An altar to buddhist monk Jung Won is displayed at a hospital in Seoul on January 10, 2017. A South Korean Buddhist monk who set himself on fire in protest against the impeached President Park Geun-Hye has died, officials said. The monk, 64, set himself alight on January 7 in central Seoul, where hundreds of thousands held a massive rally for the 11th week to demand Park’s immediate removal. / AFP PHOTO / Ed JONES
A South Korean Buddhist monk who set himself on fire during a protest against impeached President Park Geun-Hye has died, hospital officials said Tuesday.
The 64-year-old monk set himself alight on Saturday night in central Seoul where hundreds of thousands of people had gathered to rally for the 11th week to demand Park’s immediate removal.
He suffered severe burns across his face and body and died Monday night, according to Seoul National University Hospital where he was being treated.
The monk, who has been identified as Venerable Jung-Won, left a note urging authorities to arrest the scandal-hit president for committing “treason” and criticising policies of her administration.
He also slammed Park as a “traitor” for forging a deal with Japan to settle compensation for women forced into sexual slavery for Japanese troops during World War II, according to Yonhap news agency.
“Ven. Jung-Won… sacrificed his life to convey people’s sentiment including… the demand for President Park Geun-Hye to resign. We hope that no lives will be lost like this and the whole country will be stabilised soon,” the social justice committee of the Jogye Order of Korean Buddhism said in a statement.
Self-immolation is not unheard of as a mean of protest in the South, where many pro-democracy activists set themselves on fire in the 1970s and 80s during demonstrations against military rule.
Park was impeached by parliament last month over an influence-peddling scandal involving a secret confidante that sparked a storm of public fury and nationwide protests.
Park is accused of colluding with a longtime friend, Choi Soon-Il, to strong-arm donations worth tens of millions of dollars from top firms which were then funnelled to dubious foundations which Choi used as her personal ATMs.
The president is also accused of letting Choi — currently on trial — meddle in a wide range of state affairs including nomination of top officials.

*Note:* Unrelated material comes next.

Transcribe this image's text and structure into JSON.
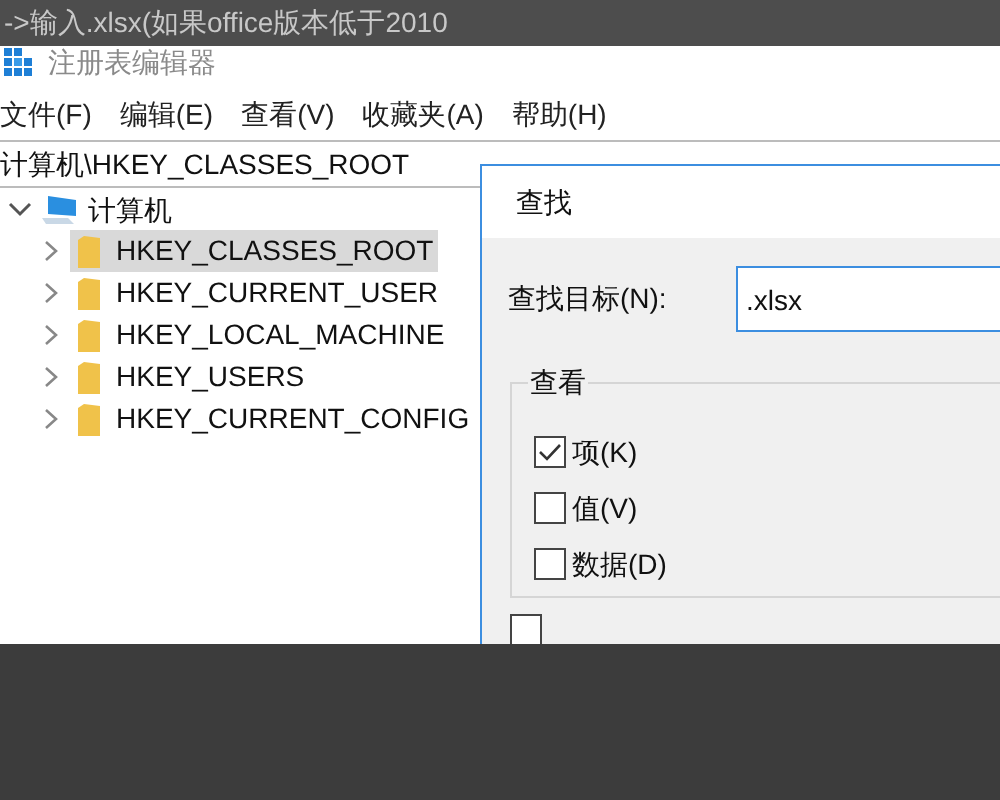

The Constitutional Court is reviewing the validity of the impeachment bill.
Both Park and Choi have denied any wrongdoing.